On the blog for September we have a recording of a Raymond Williams lecture on ‘Forms of English Fiction in 1848’ from 1977. It was first published by the University of Essex in 1978 and released a few years later by Verso in Writing in Society. The lecture you can listen to below was delivered at a conference titled ‘Sociology of Literature’ in Essex.
As Williams confirms in his short introduction on ‘Writing’ in Writing in Society, the lecture was given from ‘few or no notes’ and published verbatim after some minor editorial changes. It also has ‘a specific relation to the theoretical work’, according to Williams, published in Marxism and Literature (1977) and Culture (1981). Note the emphasis on ‘emergent’, for example, and how forms of social relationships are embodied in literary forms. Like a number of lectures in the Raymond Williams Tapes project, Williams can be heard working through, developing, and expanding ideas as he speaks. Crucially, something isn’t lost in the act of public speaking, rather it is a site of creative, intellectual production.
Unfortunately, the last 12 lines of the published version of ‘Forms of English Fiction in 1848’ are missing from the tape.

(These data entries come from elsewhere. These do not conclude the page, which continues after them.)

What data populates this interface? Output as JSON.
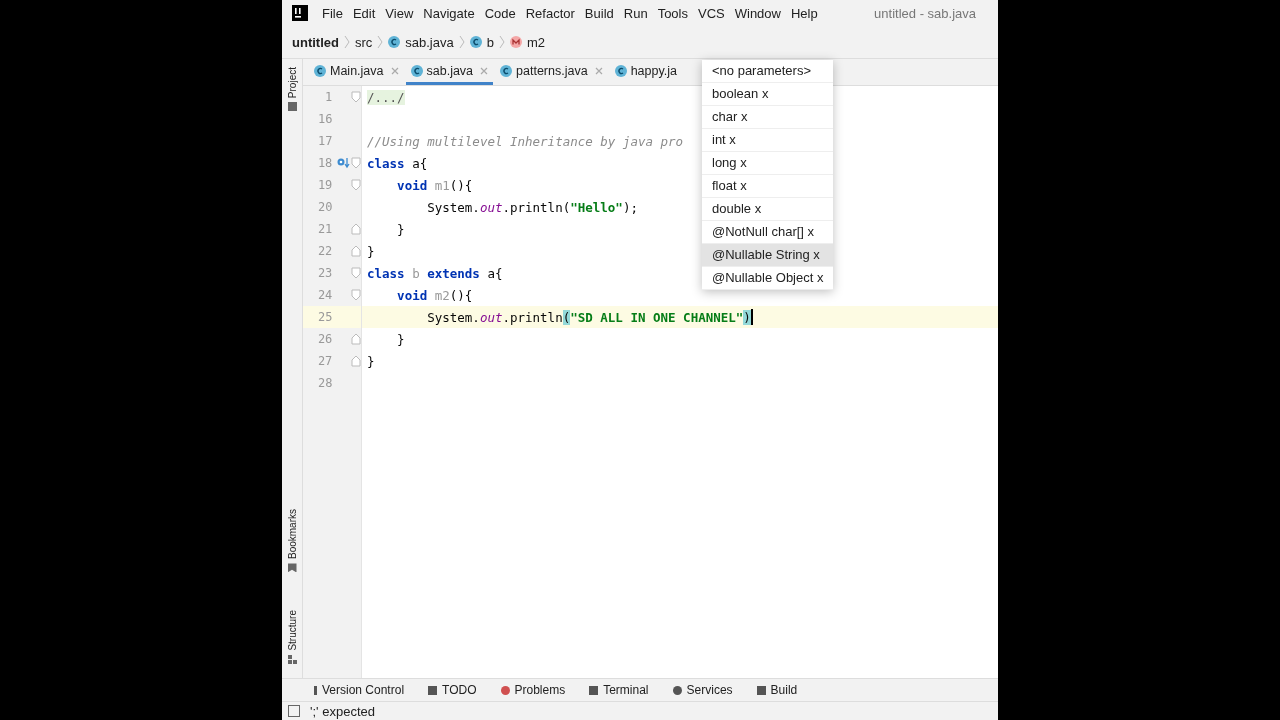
{
  "menu": [
    "File",
    "Edit",
    "View",
    "Navigate",
    "Code",
    "Refactor",
    "Build",
    "Run",
    "Tools",
    "VCS",
    "Window",
    "Help"
  ],
  "window": {
    "title": "untitled - sab.java"
  },
  "breadcrumbs": [
    {
      "label": "untitled",
      "kind": "project"
    },
    {
      "label": "src",
      "kind": "folder"
    },
    {
      "label": "sab.java",
      "kind": "class"
    },
    {
      "label": "b",
      "kind": "class"
    },
    {
      "label": "m2",
      "kind": "method"
    }
  ],
  "side_tools": [
    {
      "label": "Project",
      "kind": "folder"
    },
    {
      "label": "Bookmarks",
      "kind": "bookmark"
    },
    {
      "label": "Structure",
      "kind": "structure"
    }
  ],
  "tabs": [
    {
      "label": "Main.java",
      "selected": false,
      "closable": true
    },
    {
      "label": "sab.java",
      "selected": true,
      "closable": true
    },
    {
      "label": "patterns.java",
      "selected": false,
      "closable": true
    },
    {
      "label": "happy.ja",
      "selected": false,
      "closable": false
    }
  ],
  "code": [
    {
      "number": "1",
      "current": false,
      "fold_start": true,
      "fold_end": false,
      "marker": false,
      "tokens": [
        {
          "kind": "folded",
          "text": "/.../"
        }
      ]
    },
    {
      "number": "16",
      "current": false,
      "fold_start": false,
      "fold_end": false,
      "marker": false
    },
    {
      "number": "17",
      "current": false,
      "fold_start": false,
      "fold_end": false,
      "marker": false,
      "tokens": [
        {
          "kind": "comment",
          "text": "//Using multilevel Inheritance by java pro"
        }
      ]
    },
    {
      "number": "18",
      "current": false,
      "fold_start": true,
      "fold_end": false,
      "marker": true,
      "tokens": [
        {
          "kind": "keyword",
          "text": "class "
        },
        {
          "kind": "plain",
          "text": "a{"
        }
      ]
    },
    {
      "number": "19",
      "current": false,
      "fold_start": true,
      "fold_end": false,
      "marker": false,
      "tokens": [
        {
          "kind": "keyword",
          "text": "    void "
        },
        {
          "kind": "unused",
          "text": "m1"
        },
        {
          "kind": "plain",
          "text": "(){"
        }
      ]
    },
    {
      "number": "20",
      "current": false,
      "fold_start": false,
      "fold_end": false,
      "marker": false,
      "tokens": [
        {
          "kind": "plain",
          "text": "        System."
        },
        {
          "kind": "field",
          "text": "out"
        },
        {
          "kind": "plain",
          "text": ".println("
        },
        {
          "kind": "string",
          "text": "\"Hello\""
        },
        {
          "kind": "plain",
          "text": ");"
        }
      ]
    },
    {
      "number": "21",
      "current": false,
      "fold_start": false,
      "fold_end": true,
      "marker": false,
      "tokens": [
        {
          "kind": "plain",
          "text": "    }"
        }
      ]
    },
    {
      "number": "22",
      "current": false,
      "fold_start": false,
      "fold_end": true,
      "marker": false,
      "tokens": [
        {
          "kind": "plain",
          "text": "}"
        }
      ]
    },
    {
      "number": "23",
      "current": false,
      "fold_start": true,
      "fold_end": false,
      "marker": false,
      "tokens": [
        {
          "kind": "keyword",
          "text": "class "
        },
        {
          "kind": "unused",
          "text": "b "
        },
        {
          "kind": "keyword",
          "text": "extends "
        },
        {
          "kind": "plain",
          "text": "a{"
        }
      ]
    },
    {
      "number": "24",
      "current": false,
      "fold_start": true,
      "fold_end": false,
      "marker": false,
      "tokens": [
        {
          "kind": "keyword",
          "text": "    void "
        },
        {
          "kind": "unused",
          "text": "m2"
        },
        {
          "kind": "plain",
          "text": "(){"
        }
      ]
    },
    {
      "number": "25",
      "current": true,
      "fold_start": false,
      "fold_end": false,
      "marker": false,
      "tokens": [
        {
          "kind": "plain",
          "text": "        System."
        },
        {
          "kind": "field",
          "text": "out"
        },
        {
          "kind": "plain",
          "text": ".println"
        },
        {
          "kind": "match",
          "text": "("
        },
        {
          "kind": "string",
          "text": "\"SD ALL IN ONE CHANNEL\""
        },
        {
          "kind": "match",
          "text": ")"
        }
      ]
    },
    {
      "number": "26",
      "current": false,
      "fold_start": false,
      "fold_end": true,
      "marker": false,
      "tokens": [
        {
          "kind": "plain",
          "text": "    }"
        }
      ]
    },
    {
      "number": "27",
      "current": false,
      "fold_start": false,
      "fold_end": true,
      "marker": false,
      "tokens": [
        {
          "kind": "plain",
          "text": "}"
        }
      ]
    },
    {
      "number": "28",
      "current": false,
      "fold_start": false,
      "fold_end": false,
      "marker": false
    }
  ],
  "parameter_popup": [
    {
      "label": "<no parameters>",
      "selected": false
    },
    {
      "label": "boolean x",
      "selected": false
    },
    {
      "label": "char x",
      "selected": false
    },
    {
      "label": "int x",
      "selected": false
    },
    {
      "label": "long x",
      "selected": false
    },
    {
      "label": "float x",
      "selected": false
    },
    {
      "label": "double x",
      "selected": false
    },
    {
      "label": "@NotNull char[] x",
      "selected": false
    },
    {
      "label": "@Nullable String x",
      "selected": true
    },
    {
      "label": "@Nullable Object x",
      "selected": false
    }
  ],
  "tool_windows": [
    {
      "label": "Version Control",
      "kind": "vcs"
    },
    {
      "label": "TODO",
      "kind": "todo"
    },
    {
      "label": "Problems",
      "kind": "problems"
    },
    {
      "label": "Terminal",
      "kind": "terminal"
    },
    {
      "label": "Services",
      "kind": "services"
    },
    {
      "label": "Build",
      "kind": "build"
    }
  ],
  "status_bar": {
    "message": "';' expected"
  }
}
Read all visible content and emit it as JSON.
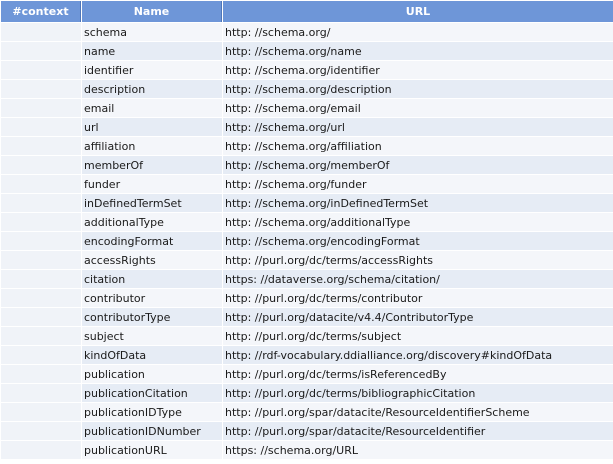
{
  "headers": {
    "context": "#context",
    "name": "Name",
    "url": "URL"
  },
  "rows": [
    {
      "context": "",
      "name": "schema",
      "url": "http: //schema.org/"
    },
    {
      "context": "",
      "name": "name",
      "url": "http: //schema.org/name"
    },
    {
      "context": "",
      "name": "identifier",
      "url": "http: //schema.org/identifier"
    },
    {
      "context": "",
      "name": "description",
      "url": "http: //schema.org/description"
    },
    {
      "context": "",
      "name": "email",
      "url": "http: //schema.org/email"
    },
    {
      "context": "",
      "name": "url",
      "url": "http: //schema.org/url"
    },
    {
      "context": "",
      "name": "affiliation",
      "url": "http: //schema.org/affiliation"
    },
    {
      "context": "",
      "name": "memberOf",
      "url": "http: //schema.org/memberOf"
    },
    {
      "context": "",
      "name": "funder",
      "url": "http: //schema.org/funder"
    },
    {
      "context": "",
      "name": "inDefinedTermSet",
      "url": "http: //schema.org/inDefinedTermSet"
    },
    {
      "context": "",
      "name": "additionalType",
      "url": "http: //schema.org/additionalType"
    },
    {
      "context": "",
      "name": "encodingFormat",
      "url": "http: //schema.org/encodingFormat"
    },
    {
      "context": "",
      "name": "accessRights",
      "url": "http: //purl.org/dc/terms/accessRights"
    },
    {
      "context": "",
      "name": "citation",
      "url": "https: //dataverse.org/schema/citation/"
    },
    {
      "context": "",
      "name": "contributor",
      "url": "http: //purl.org/dc/terms/contributor"
    },
    {
      "context": "",
      "name": "contributorType",
      "url": "http: //purl.org/datacite/v4.4/ContributorType"
    },
    {
      "context": "",
      "name": "subject",
      "url": "http: //purl.org/dc/terms/subject"
    },
    {
      "context": "",
      "name": "kindOfData",
      "url": "http: //rdf-vocabulary.ddialliance.org/discovery#kindOfData"
    },
    {
      "context": "",
      "name": "publication",
      "url": "http: //purl.org/dc/terms/isReferencedBy"
    },
    {
      "context": "",
      "name": "publicationCitation",
      "url": "http: //purl.org/dc/terms/bibliographicCitation"
    },
    {
      "context": "",
      "name": "publicationIDType",
      "url": "http: //purl.org/spar/datacite/ResourceIdentifierScheme"
    },
    {
      "context": "",
      "name": "publicationIDNumber",
      "url": "http: //purl.org/spar/datacite/ResourceIdentifier"
    },
    {
      "context": "",
      "name": "publicationURL",
      "url": "https: //schema.org/URL"
    }
  ]
}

They read thus: ‘For these, as new content and as new forms of the content, are genuinely emergent elements: production, significant production, attempting to lift and at the same time, in a fully extended production, bearing the full weight of the pressures and limits, in ways which the simple forms, the simple contents, of mere ideological reproduction never achieve. Of course we now know more than these writers of 1848 about the pressures and limits – the deep and decisive social relations and conflicts – of what for us is now a period, a date. But to the extent that we know these substantially – not indifferently, not as mere “knowing” – we have to recognize that a significant part of this understanding is that we know them; know what in struggle, and partially, then began to come through’ (Williams, Writing in Society, p. 165).
Many thanks to the Barry Amiel and Norman Melburn Trust for making this project possible and to Merryn Williams for her continued support.